BEGIN

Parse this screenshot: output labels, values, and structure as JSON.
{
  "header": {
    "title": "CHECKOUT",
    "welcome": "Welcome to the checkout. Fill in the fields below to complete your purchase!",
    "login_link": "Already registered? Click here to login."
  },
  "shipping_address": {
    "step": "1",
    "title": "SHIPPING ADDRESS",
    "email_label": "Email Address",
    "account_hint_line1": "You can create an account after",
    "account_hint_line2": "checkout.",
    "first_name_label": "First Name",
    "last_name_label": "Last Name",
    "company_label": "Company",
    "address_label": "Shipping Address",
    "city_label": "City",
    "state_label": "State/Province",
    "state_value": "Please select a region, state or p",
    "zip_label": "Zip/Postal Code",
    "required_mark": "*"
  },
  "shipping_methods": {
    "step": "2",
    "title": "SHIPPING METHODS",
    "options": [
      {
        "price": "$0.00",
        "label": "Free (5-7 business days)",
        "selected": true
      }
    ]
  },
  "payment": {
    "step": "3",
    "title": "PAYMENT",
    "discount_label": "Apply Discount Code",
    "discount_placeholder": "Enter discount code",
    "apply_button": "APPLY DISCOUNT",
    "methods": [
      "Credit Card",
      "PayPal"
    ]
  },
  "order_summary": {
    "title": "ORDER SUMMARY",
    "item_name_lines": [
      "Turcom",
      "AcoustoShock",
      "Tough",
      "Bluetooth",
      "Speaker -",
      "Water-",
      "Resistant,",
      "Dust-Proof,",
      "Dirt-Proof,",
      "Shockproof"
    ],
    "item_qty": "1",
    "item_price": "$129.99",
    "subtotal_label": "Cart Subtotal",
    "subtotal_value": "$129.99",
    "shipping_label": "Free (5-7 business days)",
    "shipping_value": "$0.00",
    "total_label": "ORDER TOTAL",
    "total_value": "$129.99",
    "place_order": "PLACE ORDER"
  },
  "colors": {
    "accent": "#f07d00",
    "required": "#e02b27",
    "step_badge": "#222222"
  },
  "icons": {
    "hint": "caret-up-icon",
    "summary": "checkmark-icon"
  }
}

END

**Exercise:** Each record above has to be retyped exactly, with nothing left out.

**Response to the task:**
Parse this screenshot: output labels, values, and structure as JSON.
{
  "header": {
    "title": "CHECKOUT",
    "welcome": "Welcome to the checkout. Fill in the fields below to complete your purchase!",
    "login_link": "Already registered? Click here to login."
  },
  "shipping_address": {
    "step": "1",
    "title": "SHIPPING ADDRESS",
    "email_label": "Email Address",
    "account_hint_line1": "You can create an account after",
    "account_hint_line2": "checkout.",
    "first_name_label": "First Name",
    "last_name_label": "Last Name",
    "company_label": "Company",
    "address_label": "Shipping Address",
    "city_label": "City",
    "state_label": "State/Province",
    "state_value": "Please select a region, state or p",
    "zip_label": "Zip/Postal Code",
    "required_mark": "*"
  },
  "shipping_methods": {
    "step": "2",
    "title": "SHIPPING METHODS",
    "options": [
      {
        "price": "$0.00",
        "label": "Free (5-7 business days)",
        "selected": true
      }
    ]
  },
  "payment": {
    "step": "3",
    "title": "PAYMENT",
    "discount_label": "Apply Discount Code",
    "discount_placeholder": "Enter discount code",
    "apply_button": "APPLY DISCOUNT",
    "methods": [
      "Credit Card",
      "PayPal"
    ]
  },
  "order_summary": {
    "title": "ORDER SUMMARY",
    "item_name_lines": [
      "Turcom",
      "AcoustoShock",
      "Tough",
      "Bluetooth",
      "Speaker -",
      "Water-",
      "Resistant,",
      "Dust-Proof,",
      "Dirt-Proof,",
      "Shockproof"
    ],
    "item_qty": "1",
    "item_price": "$129.99",
    "subtotal_label": "Cart Subtotal",
    "subtotal_value": "$129.99",
    "shipping_label": "Free (5-7 business days)",
    "shipping_value": "$0.00",
    "total_label": "ORDER TOTAL",
    "total_value": "$129.99",
    "place_order": "PLACE ORDER"
  },
  "colors": {
    "accent": "#f07d00",
    "required": "#e02b27",
    "step_badge": "#222222"
  },
  "icons": {
    "hint": "caret-up-icon",
    "summary": "checkmark-icon"
  }
}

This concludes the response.